The Effects of De-Icing Salts on Concrete Pavements

Lorella Angelini
Author: Lorella Angelini, Angelini Consulting Services, LLC

“…If you can meet with Triumph and Disaster
And treat those two impostors just the same…”

                                   From “If” by Rudyard Kipling

Can de-icing salts be regarded as “impostors”? On one end they keep bridge and road traffic surfaces clean from ice during the winter, while on the other they generally create serious deterioration of steel reinforced concrete.

Not all the de-icing salts perform the same. Between Sodium Chloride (NaCl), Calcium Chloride (CaCl2) and Magnesium Chloride (MgCl2), the last two are much more effective against ice than NaCl, but at the same time significantly more aggressive against concrete.

CaCl2 can decompose the Portland cement binder due to its reaction with calcium hydroxide (Ca(OH)2), which is generated by the reaction between water and cement.

MgCl2 can decompose the Portland cement binder at an even deeper level than CaCl2 because of its reactions with calcium silicate hydrates (C-S-H), which are the backbone of concrete giving it its structural framework.

Deicers containing ammonium nitrate and ammonium sulfate can also rapidly attack and disintegrate concrete.

Here are a few studies on the effect of different de-icing salts on concrete.

Modern Trends for Concrete Repair – My Top Three

International Concrete Repair Institute Convention

Author: Lorella Angelini, Angelini Consulting Services, LLC

The upcoming International Concrete Repair Institute (ICRI) Convention in Fort Worth, TX, from October 14 to 16, is titled “Modern Trends in the Repair Industry”. The Convention will gather consulting engineers, contractors, owners and manufacturers, who are experts in the field of concrete repair and restoration. Here is the link to the program of the Convention.

According to ICRI, the way we do business in the repair industry is changing from strategies to materials and from techniques to technology. Based on my education as a civil engineer specialized in construction materials, my top three trends for the repair industry are as follows.

  1. Use of materials that fully integrate with the structure to be restored, providing strength and durability but also the capacity to respond to stress and deformation consistently with the original structure.
  2. Give preference to materials that can be applied easily and successfully, even by unspecialized crews.
  3. Choice of materials that are safe for applicators, users and the environment.

Do you agree with my opinion?


Let’s Start Our Conversation…

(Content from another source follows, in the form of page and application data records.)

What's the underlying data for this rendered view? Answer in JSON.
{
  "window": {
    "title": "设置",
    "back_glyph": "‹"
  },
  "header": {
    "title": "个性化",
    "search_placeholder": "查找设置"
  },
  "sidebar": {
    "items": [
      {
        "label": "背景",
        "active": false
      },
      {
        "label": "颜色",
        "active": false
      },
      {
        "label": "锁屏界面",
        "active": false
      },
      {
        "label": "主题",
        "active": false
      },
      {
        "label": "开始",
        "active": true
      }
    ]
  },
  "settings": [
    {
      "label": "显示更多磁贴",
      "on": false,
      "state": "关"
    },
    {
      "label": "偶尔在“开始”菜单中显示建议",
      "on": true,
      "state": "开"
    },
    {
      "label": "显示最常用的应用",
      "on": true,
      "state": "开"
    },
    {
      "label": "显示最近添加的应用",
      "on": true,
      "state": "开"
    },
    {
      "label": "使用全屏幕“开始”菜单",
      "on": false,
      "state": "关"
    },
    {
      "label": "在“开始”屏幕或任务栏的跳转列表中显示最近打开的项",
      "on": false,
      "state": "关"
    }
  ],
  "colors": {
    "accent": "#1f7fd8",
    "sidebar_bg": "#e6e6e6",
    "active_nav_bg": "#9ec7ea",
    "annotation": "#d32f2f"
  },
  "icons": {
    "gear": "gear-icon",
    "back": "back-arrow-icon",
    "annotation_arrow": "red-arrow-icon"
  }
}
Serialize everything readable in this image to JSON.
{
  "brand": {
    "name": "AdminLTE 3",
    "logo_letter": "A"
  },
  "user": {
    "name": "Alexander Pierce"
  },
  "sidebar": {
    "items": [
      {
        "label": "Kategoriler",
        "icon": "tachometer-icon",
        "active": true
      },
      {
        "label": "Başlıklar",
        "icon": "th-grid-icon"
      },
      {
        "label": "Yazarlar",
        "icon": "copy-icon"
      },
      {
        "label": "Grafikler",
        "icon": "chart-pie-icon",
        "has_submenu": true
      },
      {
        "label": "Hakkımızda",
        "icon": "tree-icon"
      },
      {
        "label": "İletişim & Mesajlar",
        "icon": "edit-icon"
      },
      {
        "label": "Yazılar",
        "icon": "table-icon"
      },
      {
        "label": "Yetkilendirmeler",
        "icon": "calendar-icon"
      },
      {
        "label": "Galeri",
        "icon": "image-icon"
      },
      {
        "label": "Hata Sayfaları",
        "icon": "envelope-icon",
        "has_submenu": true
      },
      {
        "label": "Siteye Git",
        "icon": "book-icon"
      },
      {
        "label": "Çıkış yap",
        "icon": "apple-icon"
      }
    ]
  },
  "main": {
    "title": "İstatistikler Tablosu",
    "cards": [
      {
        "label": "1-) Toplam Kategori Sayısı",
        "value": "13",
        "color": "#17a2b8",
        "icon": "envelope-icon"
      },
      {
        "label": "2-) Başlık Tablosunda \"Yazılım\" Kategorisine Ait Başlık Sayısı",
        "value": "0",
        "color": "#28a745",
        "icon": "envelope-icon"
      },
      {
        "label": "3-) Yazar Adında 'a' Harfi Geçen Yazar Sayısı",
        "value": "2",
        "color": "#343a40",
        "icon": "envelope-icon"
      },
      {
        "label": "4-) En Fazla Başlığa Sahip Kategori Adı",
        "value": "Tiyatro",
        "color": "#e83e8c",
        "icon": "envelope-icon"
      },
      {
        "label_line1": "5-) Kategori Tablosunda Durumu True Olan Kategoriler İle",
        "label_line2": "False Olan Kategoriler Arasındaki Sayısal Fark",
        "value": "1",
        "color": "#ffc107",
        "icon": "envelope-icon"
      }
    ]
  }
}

ed lorellaThe purpose of this blog, “A Conversation about Bridge Preservation”, is to speak about bridge preservation in an open and informal way, thus reaching the general public in addition to the specialists. TSP2 believes in the value of exchanging opinions, ideas and experiences between people who have a stake in bridge preservation or simply are passionate about it.

The writers, Ed Welch and Lorella Angelini, are two civil engineers who share a strong commitment to increasing awareness of bridge preservation within and beyond the construction industry.

Ed is from the Northeast and after a long career as the New Hampshire DOT Bridge Maintenance Engineer, is now the Bridge Preservation Engineer for the AASHTO-TSP2 Program facilitated @ MSU. Lorella is an independent consultant who lives in Minneapolis. She has decades of experience with manufacturers of specialty products in the area of concrete repair and protection..

During the next months, we will be covering two topics; the value of NTPEP (National Transportation Product Evaluation Program) for bridge preservation and the importance of Communicating the Value of Bridge Preservation.  Feel free to suggest any other topics you would like to explore!

Stay tuned for an interview with Drew Storey and Jeremy Hunter of Indiana DOT.